Next, Jay warns against working with anyone who doesn't have a private letter ruling from the IRS, implying that lack of such a ruling makes an arrangement "bogus". How dishonest! Jay certainly knows that the IRS issues letter rulings only in limited circumstances, and that it regularly declines to do so in areas that are too "fact and circumstances" specific or where it doesn't want to concede any ground or where it simply hasn't arrived at a formal position yet. He likewise knows that there are thousands of perfectly legitimate transactions done every single day that aren't backed by letter rulings. To suggest that absence of a ruling means a transaction is "bogus" or even inherently suspect is just...lying. For what it's worth, it's a virtual certainty that Jay has not himself obtained a PLR for every captive with which he has been involved. Given the time and cost it takes to get one, I'm guessing that he obtained a ruling in only a small fraction of the captives he has formed.

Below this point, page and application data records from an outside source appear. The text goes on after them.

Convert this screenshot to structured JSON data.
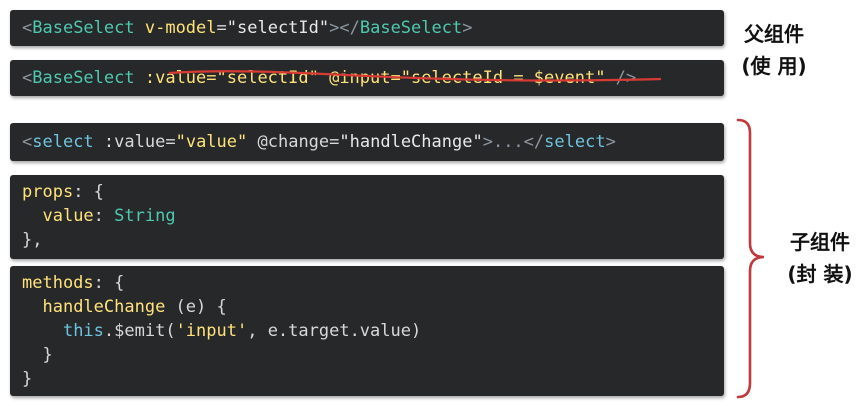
{
  "parent_section": {
    "line1": {
      "open_lt": "<",
      "tag": "BaseSelect",
      "attr": "v-model",
      "eq": "=",
      "value": "\"selectId\"",
      "close_gt": ">",
      "end_tag_open": "</",
      "end_tag": "BaseSelect",
      "end_gt": ">"
    },
    "line2": {
      "open_lt": "<",
      "tag": "BaseSelect",
      "struck_text": ":value=\"selectId\" @input=\"selecteId = $event\"",
      "close": " />"
    },
    "label_line1": "父组件",
    "label_line2": "(使  用)"
  },
  "child_section": {
    "select_line": {
      "open_lt": "<",
      "tag": "select",
      "attr1": ":value",
      "eq1": "=",
      "val1": "\"value\"",
      "attr2": "@change",
      "eq2": "=",
      "val2": "\"handleChange\"",
      "gt": ">",
      "ellipsis": "...",
      "end_open": "</",
      "end_tag": "select",
      "end_gt": ">"
    },
    "props_block": {
      "l1_key": "props",
      "l1_rest": ": {",
      "l2_key": "value",
      "l2_colon": ": ",
      "l2_type": "String",
      "l3": "},"
    },
    "methods_block": {
      "l1_key": "methods",
      "l1_rest": ": {",
      "l2_fn": "handleChange",
      "l2_rest": " (e) {",
      "l3_this": "this",
      "l3_emit": ".$emit(",
      "l3_str": "'input'",
      "l3_rest": ", e.target.value)",
      "l4": "}",
      "l5": "}"
    },
    "label_line1": "子组件",
    "label_line2": "(封  装)"
  },
  "colors": {
    "code_bg": "#26282a",
    "bracket": "#c0393b",
    "strike": "#d83a34"
  }
}
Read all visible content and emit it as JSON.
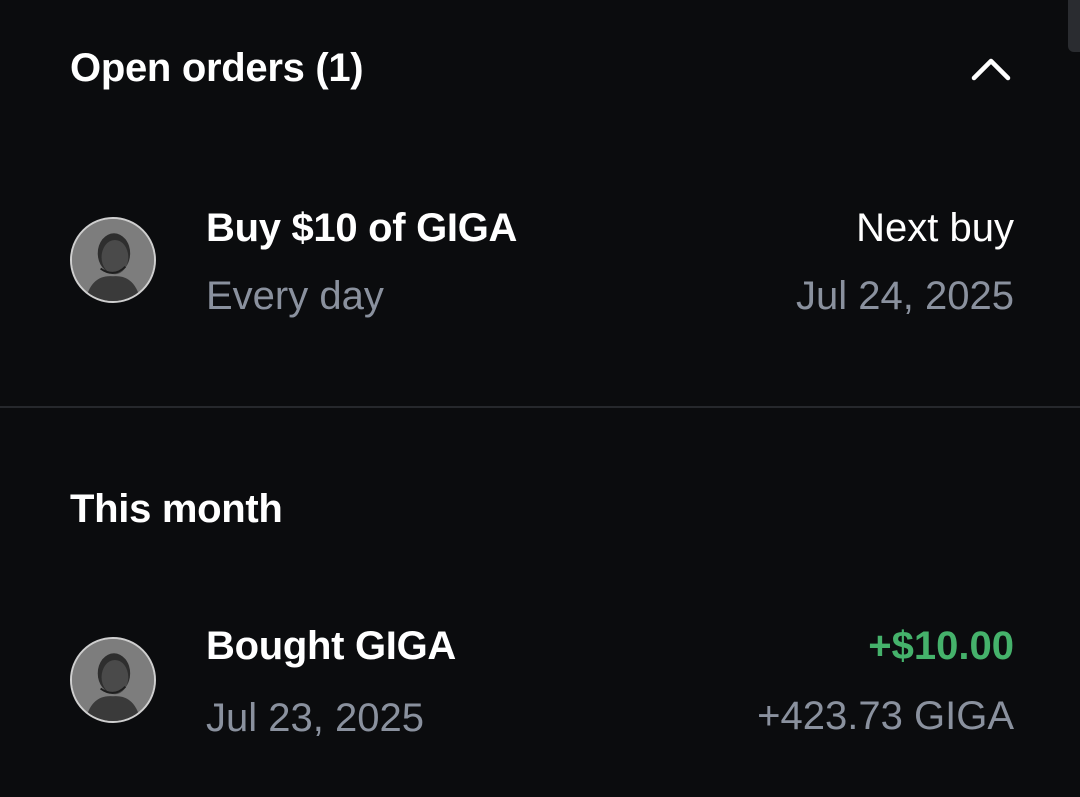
{
  "open_orders": {
    "header": "Open orders (1)",
    "toggle_icon": "chevron-up-icon",
    "orders": [
      {
        "title": "Buy $10 of GIGA",
        "frequency": "Every day",
        "next_label": "Next buy",
        "next_date": "Jul 24, 2025",
        "icon": "giga-token-avatar"
      }
    ]
  },
  "this_month": {
    "header": "This month",
    "transactions": [
      {
        "title": "Bought GIGA",
        "date": "Jul 23, 2025",
        "amount_usd": "+$10.00",
        "amount_token": "+423.73 GIGA",
        "icon": "giga-token-avatar"
      }
    ]
  },
  "colors": {
    "background": "#0b0c0e",
    "primary_text": "#ffffff",
    "secondary_text": "#8a919e",
    "positive": "#45b26b",
    "divider": "#26282c"
  }
}
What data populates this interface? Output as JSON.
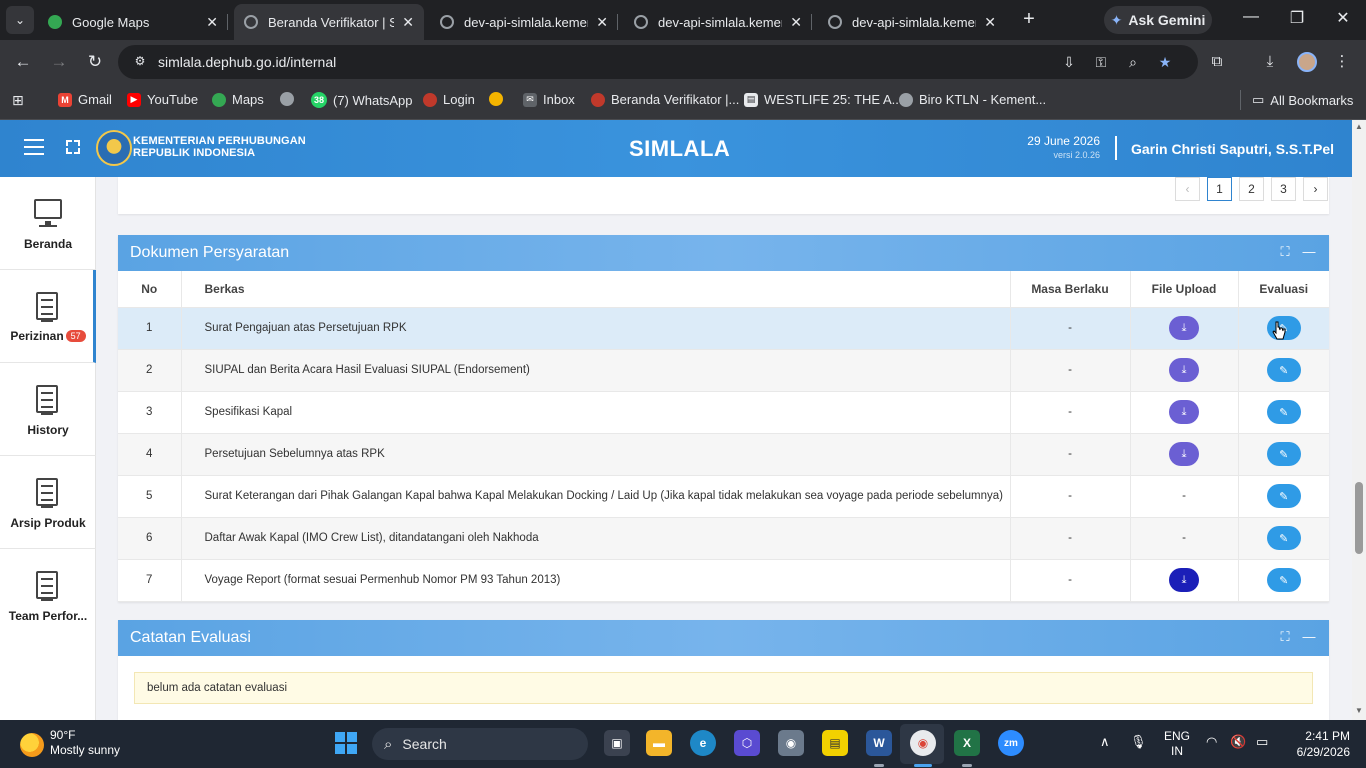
{
  "browser": {
    "tabs": [
      {
        "title": "Google Maps",
        "active": false
      },
      {
        "title": "Beranda Verifikator | Si",
        "active": true
      },
      {
        "title": "dev-api-simlala.kemenh",
        "active": false
      },
      {
        "title": "dev-api-simlala.kemenh",
        "active": false
      },
      {
        "title": "dev-api-simlala.kemenh",
        "active": false
      }
    ],
    "ask_gemini": "Ask Gemini",
    "url": "simlala.dephub.go.id/internal",
    "bookmarks": [
      {
        "label": "Gmail",
        "color": "#ea4335"
      },
      {
        "label": "YouTube",
        "color": "#ff0000"
      },
      {
        "label": "Maps",
        "color": "#34a853"
      },
      {
        "label": "",
        "color": "#9aa0a6"
      },
      {
        "label": "(7) WhatsApp",
        "color": "#25d366",
        "badge": "38"
      },
      {
        "label": "Login",
        "color": "#c0392b"
      },
      {
        "label": "",
        "color": "#f4b400"
      },
      {
        "label": "Inbox",
        "color": "#9aa0a6"
      },
      {
        "label": "Beranda Verifikator |...",
        "color": "#c0392b"
      },
      {
        "label": "WESTLIFE 25: THE A...",
        "color": "#e8eaed"
      },
      {
        "label": "Biro KTLN - Kement...",
        "color": "#9aa0a6"
      }
    ],
    "all_bookmarks": "All Bookmarks"
  },
  "header": {
    "ministry_line1": "KEMENTERIAN PERHUBUNGAN",
    "ministry_line2": "REPUBLIK INDONESIA",
    "app_title": "SIMLALA",
    "date": "29 June 2026",
    "version": "versi 2.0.26",
    "user": "Garin Christi Saputri, S.S.T.Pel"
  },
  "sidebar": {
    "items": [
      {
        "label": "Beranda",
        "icon": "monitor-icon"
      },
      {
        "label": "Perizinan",
        "icon": "document-icon",
        "badge": "57",
        "active": true
      },
      {
        "label": "History",
        "icon": "document-icon"
      },
      {
        "label": "Arsip Produk",
        "icon": "document-icon"
      },
      {
        "label": "Team Perfor...",
        "icon": "document-icon"
      }
    ]
  },
  "pagination": {
    "prev": "‹",
    "pages": [
      "1",
      "2",
      "3"
    ],
    "current": "1",
    "next": "›"
  },
  "documents": {
    "title": "Dokumen Persyaratan",
    "columns": {
      "no": "No",
      "berkas": "Berkas",
      "masa": "Masa Berlaku",
      "upload": "File Upload",
      "evaluasi": "Evaluasi"
    },
    "rows": [
      {
        "no": "1",
        "berkas": "Surat Pengajuan atas Persetujuan RPK",
        "masa": "-",
        "upload": "download",
        "highlight": true
      },
      {
        "no": "2",
        "berkas": "SIUPAL dan Berita Acara Hasil Evaluasi SIUPAL (Endorsement)",
        "masa": "-",
        "upload": "download"
      },
      {
        "no": "3",
        "berkas": "Spesifikasi Kapal",
        "masa": "-",
        "upload": "download"
      },
      {
        "no": "4",
        "berkas": "Persetujuan Sebelumnya atas RPK",
        "masa": "-",
        "upload": "download"
      },
      {
        "no": "5",
        "berkas": "Surat Keterangan dari Pihak Galangan Kapal bahwa Kapal Melakukan Docking / Laid Up (Jika kapal tidak melakukan sea voyage pada periode sebelumnya)",
        "masa": "-",
        "upload": "-"
      },
      {
        "no": "6",
        "berkas": "Daftar Awak Kapal (IMO Crew List), ditandatangani oleh Nakhoda",
        "masa": "-",
        "upload": "-"
      },
      {
        "no": "7",
        "berkas": "Voyage Report (format sesuai Permenhub Nomor PM 93 Tahun 2013)",
        "masa": "-",
        "upload": "download-dark"
      }
    ]
  },
  "evaluation": {
    "title": "Catatan Evaluasi",
    "note": "belum ada catatan evaluasi"
  },
  "taskbar": {
    "temp": "90°F",
    "weather": "Mostly sunny",
    "search_placeholder": "Search",
    "lang1": "ENG",
    "lang2": "IN",
    "time": "2:41 PM",
    "date": "6/29/2026"
  },
  "colors": {
    "header": "#2f84cf",
    "card_head": "#5aa3e3",
    "download_btn": "#6b5fd3",
    "eval_btn": "#2f9be6"
  }
}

I guess Private Letter Rulings are for the little guys. Great Men like Jay Adkisson can only rarely be bothered, but all of us advisors out here in fly-over country...well...we should be expected to produce one for every client/transaction.
Come on, Jay. Get real.
Remember when you were a kid and you'd let out a "silent but deadly" fart with your friends? What did you do next? If you were like most, you'd immediately shout out "Gross, who farted?!", in a rather shameless attempt to divert attention away from yourself and toward others. However, did you really fool your friends very often? Probably not. They likely outed you after a while. So, here in the fly-over country, we've developed a saying that's relevant to this topic: Whenever someone shout's "Who farted?", especially if they do it loudly and obnoxiously, we are apt to respond "the smeller's the feller!", meaning he who complains about the fart first and most loudly probably did it.
And when it comes to captive insurance companies, no one's out there screaming "Who farted?!" more loudly and obnoxiously than Jay Adkisson. As Shakespeare said, "the [man] doth protest too much." Remember that the next time you read an article by Jay.
UPDATE:> Shockingly, the Tennessee Highway Patrol doesn't know that terrorism isn't a threat in Tennessee. If only they'd listened to Jay, they wouldn't have wasted their money.
DISCLOSURE: IRS regulations require me to inform you that this post is not intended or written by me to be used (and cannot be used by you) for the purpose of avoiding penalties that may be imposed with regard to the tax consequences arising from any matters discussed in this message or for the purpose of promoting, marketing or recommending to another party any transaction or matter addressed in this message.